Hi, I’m Hannah Palmer, a DIO Area Utilities Manager. I’m responsible for managing utilities at Her Majesty’s Naval Base (HMNB) Devonport, in Plymouth. I also look after utilities at other local sites, including Okehampton Camp and Britannia Royal Naval College.
I analyse data and investigate energy usage at sites and look into how targets are being achieved. I also engage with various interested parties, such as service personnel and Industry Partners, to raise awareness of energy use and kick-start behavioural change.
Plymouth Breakwater is another of the sites I am responsible for and a few months ago, when an opportunity for a day out arose, I jumped at the chance.
Plymouth Breakwater lies at the mouth of Plymouth Sound and protects anchorage within the Sound as well as the harbour. It is almost a mile long and lies 2 ½ miles out from Plymouth Hoe. Construction began in 1812 and wasn't completed until 1841.
In order to keep the Breakwater in good condition there is a programme to sink 100-tonne concrete blocks on the far side in order to soften the impact of the Atlantic. The blocks are forged nearby at Oreston and transported into position – approximately 12 are made and sunk annually. All this made it a bit different from my usual site visits!
A Day Out
The purpose of the trip was for a routine survey of the Navigational Aids (Nav Aids) in the Sound. We all wanted to identify any damage that may have occurred to the Breakwater during the storms earlier this year.
The Nav Aids are vital to guide shipping, including Royal Navy vessels entering and leaving HMNB Devonport, which makes them DIO’s responsibility. Without them, the Navy would have a much harder time accessing its own base so it’s essential that they are kept in good condition.
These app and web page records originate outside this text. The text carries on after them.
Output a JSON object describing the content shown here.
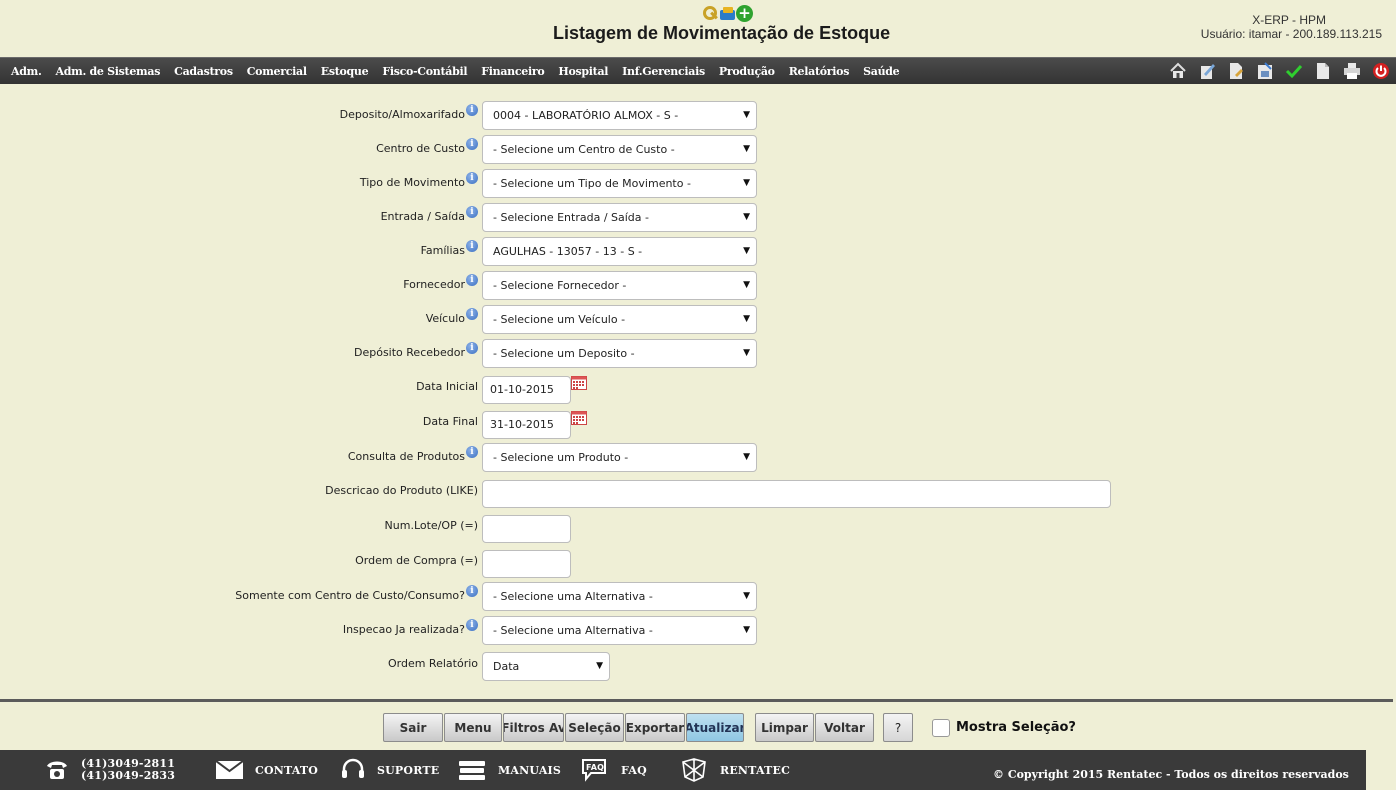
{
  "header": {
    "title": "Listagem de Movimentação de Estoque",
    "system": "X-ERP - HPM",
    "user": "Usuário: itamar - 200.189.113.215"
  },
  "nav": {
    "items": [
      "Adm.",
      "Adm. de Sistemas",
      "Cadastros",
      "Comercial",
      "Estoque",
      "Fisco-Contábil",
      "Financeiro",
      "Hospital",
      "Inf.Gerenciais",
      "Produção",
      "Relatórios",
      "Saúde"
    ]
  },
  "form": {
    "deposito": {
      "label": "Deposito/Almoxarifado",
      "value": "0004 - LABORATÓRIO ALMOX - S -"
    },
    "centro_custo": {
      "label": "Centro de Custo",
      "value": "- Selecione um Centro de Custo -"
    },
    "tipo_movimento": {
      "label": "Tipo de Movimento",
      "value": "- Selecione um Tipo de Movimento -"
    },
    "entrada_saida": {
      "label": "Entrada / Saída",
      "value": "- Selecione Entrada / Saída -"
    },
    "familias": {
      "label": "Famílias",
      "value": "AGULHAS - 13057 - 13 - S -"
    },
    "fornecedor": {
      "label": "Fornecedor",
      "value": "- Selecione Fornecedor -"
    },
    "veiculo": {
      "label": "Veículo",
      "value": "- Selecione um Veículo -"
    },
    "deposito_recebedor": {
      "label": "Depósito Recebedor",
      "value": "- Selecione um Deposito -"
    },
    "data_inicial": {
      "label": "Data Inicial",
      "value": "01-10-2015"
    },
    "data_final": {
      "label": "Data Final",
      "value": "31-10-2015"
    },
    "consulta_produtos": {
      "label": "Consulta de Produtos",
      "value": "- Selecione um Produto -"
    },
    "descricao_produto": {
      "label": "Descricao do Produto (LIKE)",
      "value": ""
    },
    "num_lote": {
      "label": "Num.Lote/OP (=)",
      "value": ""
    },
    "ordem_compra": {
      "label": "Ordem de Compra (=)",
      "value": ""
    },
    "somente_centro": {
      "label": "Somente com Centro de Custo/Consumo?",
      "value": "- Selecione uma Alternativa -"
    },
    "inspecao": {
      "label": "Inspecao Ja realizada?",
      "value": "- Selecione uma Alternativa -"
    },
    "ordem_relatorio": {
      "label": "Ordem Relatório",
      "value": "Data"
    }
  },
  "actions": {
    "sair": "Sair",
    "menu": "Menu",
    "filtros": "Filtros Av",
    "selecao": "Seleção",
    "exportar": "Exportar",
    "atualizar": "Atualizar",
    "limpar": "Limpar",
    "voltar": "Voltar",
    "help": "?",
    "mostra_selecao": "Mostra Seleção?"
  },
  "footer": {
    "phone1": "(41)3049-2811",
    "phone2": "(41)3049-2833",
    "contato": "CONTATO",
    "suporte": "SUPORTE",
    "manuais": "MANUAIS",
    "faq": "FAQ",
    "faq_icon_text": "FAQ",
    "rentatec": "RENTATEC",
    "copyright": "© Copyright 2015 Rentatec - Todos os direitos reservados"
  },
  "colors": {
    "background": "#efefd6",
    "navbar": "#3a3a3a",
    "active_button": "#9fd0e8"
  }
}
Over the past couple of years, all the Nav Aids have been fitted with solar panels, as they are seen as a more reliable energy source than electricity in remote spots – and solar power is also great for energy efficiency.
Whilst on the Breakwater, I was told that during the storms, two 100-tonne blocks were lifted and thrown over the 20ft wide stone wall and another had landed on top, demonstrating the strength of the sea.
The high Spring tides and relentless stormy weather meant that the Breakwater could not protect the Sound. This led to waves crashing on the Hoe Foreshore in a way that hasn’t been seen for many years. Properties and businesses were destroyed.
The storm highlighted the importance of the Breakwater as without it storms of less magnitude would also have an impact on Plymouth’s coastline.
Whilst on the Breakwater, I also had the opportunity to explore the lighthouse. Once at the top, I was surprised to see the tiny bulb that provides the light. The external glass strips surrounding the bulb reflect the light so well that only a small one is required. The only energy required on the Breakwater is electricity to supply the light.
This trip was great in helping me to understand one of my sites, albeit a small one. It was also a good opportunity to meet and network with other interested parties within the Dockyard. These included the Dockyard Health, Safety and Environmental Managers for both our industry partner Babcock Marine and the Ministry of Defence. I see these people as key individuals colleagues that I need to work with within my utilities role at Devonport.